My lone reporter experience with Green was in 1990 at a charity golf tournament. The setting was unusual because, as Green told me that day, he doesn’t play golf. He was there to help raise money for the medical expenses of his former Phillies teammate Chris Short, who was in a coma from which he would never recover. Green’s presence alone tells you a lot about the man.

Because Green wasn’t playing golf, we had time for a relaxed conversation about his thoughts on baseball-related issues and what he’d like to accomplish during the rest of his career (he was intrigued by running an expansion franchise). We were outside, but Green used his “inside” voice. It was a voice that commanded attention, but it wasn’t booming the way it would be in a baseball setting.

In hindsight, because I was in “reporter” mode, I don’t think I ever thanked Green for the joy he brought me by pushing the Phillies to win the 1980 World Series. And I was a spoiled Phillies fan. They had been winners for most of the years I had followed the team. There were generations of Phillies fans who had suffered through decades of losing seasons.

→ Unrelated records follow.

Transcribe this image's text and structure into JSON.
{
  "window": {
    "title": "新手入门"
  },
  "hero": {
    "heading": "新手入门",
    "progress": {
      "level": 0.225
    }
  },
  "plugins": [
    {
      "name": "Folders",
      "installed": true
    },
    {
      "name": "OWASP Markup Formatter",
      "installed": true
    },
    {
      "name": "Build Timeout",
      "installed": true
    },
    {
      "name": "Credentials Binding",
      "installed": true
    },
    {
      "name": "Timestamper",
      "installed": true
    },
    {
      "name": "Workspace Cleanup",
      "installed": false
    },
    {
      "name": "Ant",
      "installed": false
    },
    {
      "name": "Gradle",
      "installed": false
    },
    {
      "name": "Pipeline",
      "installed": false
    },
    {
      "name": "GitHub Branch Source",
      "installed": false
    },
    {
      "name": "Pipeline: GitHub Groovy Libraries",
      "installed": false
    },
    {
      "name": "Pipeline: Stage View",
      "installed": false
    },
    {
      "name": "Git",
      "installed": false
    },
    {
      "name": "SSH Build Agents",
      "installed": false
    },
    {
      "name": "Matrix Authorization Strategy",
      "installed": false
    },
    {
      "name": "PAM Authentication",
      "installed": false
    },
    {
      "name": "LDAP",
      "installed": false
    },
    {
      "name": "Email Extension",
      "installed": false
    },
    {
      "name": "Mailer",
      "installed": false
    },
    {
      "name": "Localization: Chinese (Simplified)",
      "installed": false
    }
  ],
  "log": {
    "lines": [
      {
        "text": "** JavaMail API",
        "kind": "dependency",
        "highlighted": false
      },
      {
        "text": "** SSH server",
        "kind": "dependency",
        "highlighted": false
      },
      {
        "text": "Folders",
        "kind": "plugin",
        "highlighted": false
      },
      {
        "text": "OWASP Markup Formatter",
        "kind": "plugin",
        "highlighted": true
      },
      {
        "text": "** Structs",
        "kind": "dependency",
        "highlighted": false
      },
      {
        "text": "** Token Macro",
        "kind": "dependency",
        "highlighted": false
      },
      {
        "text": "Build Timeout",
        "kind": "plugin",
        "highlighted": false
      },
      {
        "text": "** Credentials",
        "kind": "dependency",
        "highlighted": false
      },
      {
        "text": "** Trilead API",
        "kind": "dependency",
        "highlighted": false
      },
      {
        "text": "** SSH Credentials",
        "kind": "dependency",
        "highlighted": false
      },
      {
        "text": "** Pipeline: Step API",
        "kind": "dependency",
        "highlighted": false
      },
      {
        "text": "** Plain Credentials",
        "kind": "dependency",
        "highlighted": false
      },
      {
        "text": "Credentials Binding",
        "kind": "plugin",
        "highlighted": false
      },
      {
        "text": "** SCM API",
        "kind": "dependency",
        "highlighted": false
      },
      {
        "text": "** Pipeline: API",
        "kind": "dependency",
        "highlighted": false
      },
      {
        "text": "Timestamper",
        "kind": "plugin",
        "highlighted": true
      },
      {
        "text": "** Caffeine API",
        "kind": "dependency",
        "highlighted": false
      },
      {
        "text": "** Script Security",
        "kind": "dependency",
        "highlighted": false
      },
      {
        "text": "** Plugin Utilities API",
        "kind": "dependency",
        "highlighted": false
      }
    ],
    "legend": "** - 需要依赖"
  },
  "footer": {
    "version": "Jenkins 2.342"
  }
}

They had suffered through the agony of 1964.

Green was a pitcher on the 1964 team that infamously blew a 6½-game lead with 12 games to go. He gave up five runs in relief during a 14-8 loss to the Milwaukee Braves that knocked the Phillies out of first place on Sept. 27, 1964.

Having played for the Phillies and worked in the organization, when the Phillies won the franchise’s first championship, Green knew how much it meant to the fans.

The World Series title also meant a lot to the players. For many of them, including Hall of Famers Schmidt and Carlton, it was their only World Series title.

Although many Phillies resented Green during his tenure as manager, they respected him and, as time passed by, even revered him. He made them better. He made them champions.

Phillies fans respected and revered Dallas Green the manager.

Those who knew him best respected and revered Dallas Green the man.

We lost a great man and a great manager on Wednesday.


Jenkins' 3-pointer wins national title